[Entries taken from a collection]
┌──

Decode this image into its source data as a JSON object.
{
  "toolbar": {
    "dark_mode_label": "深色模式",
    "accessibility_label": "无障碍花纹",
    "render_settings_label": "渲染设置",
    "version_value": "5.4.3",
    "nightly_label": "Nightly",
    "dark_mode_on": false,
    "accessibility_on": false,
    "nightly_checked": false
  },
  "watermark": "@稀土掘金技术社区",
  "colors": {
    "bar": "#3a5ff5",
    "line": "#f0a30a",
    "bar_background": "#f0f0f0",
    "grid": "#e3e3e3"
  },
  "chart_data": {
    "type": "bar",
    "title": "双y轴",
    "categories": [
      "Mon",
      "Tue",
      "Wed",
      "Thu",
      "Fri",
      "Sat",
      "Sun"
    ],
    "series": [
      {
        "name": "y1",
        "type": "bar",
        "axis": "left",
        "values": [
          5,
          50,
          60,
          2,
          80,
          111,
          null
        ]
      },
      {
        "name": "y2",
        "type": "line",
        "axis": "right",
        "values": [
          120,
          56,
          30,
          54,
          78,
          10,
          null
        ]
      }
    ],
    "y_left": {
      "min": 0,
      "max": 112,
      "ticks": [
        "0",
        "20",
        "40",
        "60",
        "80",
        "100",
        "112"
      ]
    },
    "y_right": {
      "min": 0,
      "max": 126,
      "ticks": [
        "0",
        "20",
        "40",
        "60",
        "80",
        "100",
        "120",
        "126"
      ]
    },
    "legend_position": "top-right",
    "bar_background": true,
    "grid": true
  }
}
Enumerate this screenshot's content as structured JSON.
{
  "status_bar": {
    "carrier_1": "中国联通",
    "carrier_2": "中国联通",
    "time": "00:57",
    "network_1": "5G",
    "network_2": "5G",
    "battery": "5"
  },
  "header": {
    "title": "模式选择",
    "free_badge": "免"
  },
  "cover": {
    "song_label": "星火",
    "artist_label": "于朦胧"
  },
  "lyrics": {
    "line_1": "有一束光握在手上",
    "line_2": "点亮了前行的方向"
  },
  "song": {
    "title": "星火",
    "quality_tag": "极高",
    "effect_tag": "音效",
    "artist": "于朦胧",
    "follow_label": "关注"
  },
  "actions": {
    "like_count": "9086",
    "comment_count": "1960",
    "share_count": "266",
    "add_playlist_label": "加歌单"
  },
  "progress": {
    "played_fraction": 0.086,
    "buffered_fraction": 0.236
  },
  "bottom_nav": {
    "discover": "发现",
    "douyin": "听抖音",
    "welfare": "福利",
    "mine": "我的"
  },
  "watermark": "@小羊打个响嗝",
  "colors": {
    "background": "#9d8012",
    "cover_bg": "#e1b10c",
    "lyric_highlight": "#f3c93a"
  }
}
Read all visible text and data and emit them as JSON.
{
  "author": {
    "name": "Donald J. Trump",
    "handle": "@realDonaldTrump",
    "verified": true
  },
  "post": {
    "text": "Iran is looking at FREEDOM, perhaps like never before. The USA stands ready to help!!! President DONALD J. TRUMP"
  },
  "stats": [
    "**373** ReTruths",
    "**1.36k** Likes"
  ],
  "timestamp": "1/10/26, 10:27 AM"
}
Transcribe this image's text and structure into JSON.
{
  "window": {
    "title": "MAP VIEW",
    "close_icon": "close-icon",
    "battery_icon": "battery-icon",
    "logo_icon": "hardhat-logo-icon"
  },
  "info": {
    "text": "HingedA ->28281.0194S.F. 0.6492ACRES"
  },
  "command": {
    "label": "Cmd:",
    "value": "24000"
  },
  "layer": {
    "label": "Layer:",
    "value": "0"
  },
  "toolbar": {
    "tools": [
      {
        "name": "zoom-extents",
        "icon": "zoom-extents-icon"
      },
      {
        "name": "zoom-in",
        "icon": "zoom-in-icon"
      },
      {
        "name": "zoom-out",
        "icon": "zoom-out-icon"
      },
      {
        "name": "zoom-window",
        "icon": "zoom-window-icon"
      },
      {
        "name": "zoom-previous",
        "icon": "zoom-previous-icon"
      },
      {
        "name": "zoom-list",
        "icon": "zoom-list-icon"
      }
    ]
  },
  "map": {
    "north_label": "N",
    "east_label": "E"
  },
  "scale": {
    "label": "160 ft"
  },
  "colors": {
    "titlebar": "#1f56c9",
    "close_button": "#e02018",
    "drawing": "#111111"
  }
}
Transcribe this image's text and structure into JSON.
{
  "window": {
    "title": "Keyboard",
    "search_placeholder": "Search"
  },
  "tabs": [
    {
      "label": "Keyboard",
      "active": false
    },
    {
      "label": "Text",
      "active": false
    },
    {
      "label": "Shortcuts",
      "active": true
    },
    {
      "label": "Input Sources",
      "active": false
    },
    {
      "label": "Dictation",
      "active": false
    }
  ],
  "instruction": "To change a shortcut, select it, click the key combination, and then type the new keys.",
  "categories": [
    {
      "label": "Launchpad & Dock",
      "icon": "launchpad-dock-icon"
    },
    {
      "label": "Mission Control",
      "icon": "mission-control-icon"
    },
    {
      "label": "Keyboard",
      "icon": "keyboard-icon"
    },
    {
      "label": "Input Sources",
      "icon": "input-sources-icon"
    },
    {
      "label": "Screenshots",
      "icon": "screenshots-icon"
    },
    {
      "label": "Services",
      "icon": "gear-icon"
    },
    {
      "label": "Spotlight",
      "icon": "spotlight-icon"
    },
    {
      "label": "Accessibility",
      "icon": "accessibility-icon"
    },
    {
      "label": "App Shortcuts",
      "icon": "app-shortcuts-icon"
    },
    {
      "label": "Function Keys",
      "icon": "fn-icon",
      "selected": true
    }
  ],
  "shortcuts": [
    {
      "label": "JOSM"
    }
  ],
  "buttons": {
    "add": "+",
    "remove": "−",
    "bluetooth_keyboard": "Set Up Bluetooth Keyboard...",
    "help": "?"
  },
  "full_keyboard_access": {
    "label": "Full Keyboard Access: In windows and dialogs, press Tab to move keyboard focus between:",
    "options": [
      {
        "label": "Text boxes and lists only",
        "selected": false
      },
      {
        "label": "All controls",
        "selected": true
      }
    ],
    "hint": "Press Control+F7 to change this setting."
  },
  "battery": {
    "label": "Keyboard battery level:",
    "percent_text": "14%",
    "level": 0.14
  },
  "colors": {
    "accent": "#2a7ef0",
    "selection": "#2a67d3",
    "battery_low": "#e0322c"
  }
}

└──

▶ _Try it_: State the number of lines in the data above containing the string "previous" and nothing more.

▶ _The answer_: 2